When you write out the listing, keep every character and omit the pictures.

* [Given data]
---

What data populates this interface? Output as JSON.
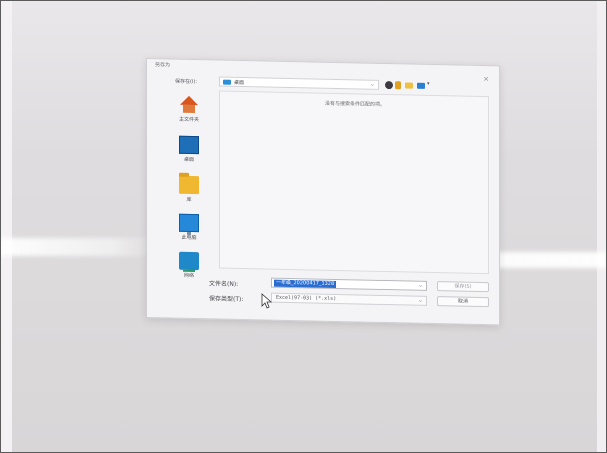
{
  "dialog": {
    "title": "另存为",
    "close_glyph": "×",
    "save_in_label": "保存在(I):",
    "location": "桌面",
    "empty_message": "没有与搜索条件匹配的项。",
    "places": [
      {
        "label": "主文件夹",
        "icon": "home-icon"
      },
      {
        "label": "桌面",
        "icon": "desktop-icon"
      },
      {
        "label": "库",
        "icon": "library-icon"
      },
      {
        "label": "此电脑",
        "icon": "computer-icon"
      },
      {
        "label": "网络",
        "icon": "network-icon"
      }
    ],
    "filename_label": "文件名(N):",
    "filename_value": "一年级_20200417_1328",
    "filetype_label": "保存类型(T):",
    "filetype_value": "Excel(97-03) (*.xls)",
    "save_button": "保存(S)",
    "cancel_button": "取消"
  },
  "toolbar": {
    "icons": [
      "back-icon",
      "up-folder-icon",
      "new-folder-icon",
      "view-menu-icon"
    ],
    "view_chevron": "▾"
  }
}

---

* [Answer box]
What data populates this interface? Output as JSON.
{
  "dialog": {
    "title": "另存为",
    "close_glyph": "×",
    "save_in_label": "保存在(I):",
    "location": "桌面",
    "empty_message": "没有与搜索条件匹配的项。",
    "places": [
      {
        "label": "主文件夹",
        "icon": "home-icon"
      },
      {
        "label": "桌面",
        "icon": "desktop-icon"
      },
      {
        "label": "库",
        "icon": "library-icon"
      },
      {
        "label": "此电脑",
        "icon": "computer-icon"
      },
      {
        "label": "网络",
        "icon": "network-icon"
      }
    ],
    "filename_label": "文件名(N):",
    "filename_value": "一年级_20200417_1328",
    "filetype_label": "保存类型(T):",
    "filetype_value": "Excel(97-03) (*.xls)",
    "save_button": "保存(S)",
    "cancel_button": "取消"
  },
  "toolbar": {
    "icons": [
      "back-icon",
      "up-folder-icon",
      "new-folder-icon",
      "view-menu-icon"
    ],
    "view_chevron": "▾"
  }
}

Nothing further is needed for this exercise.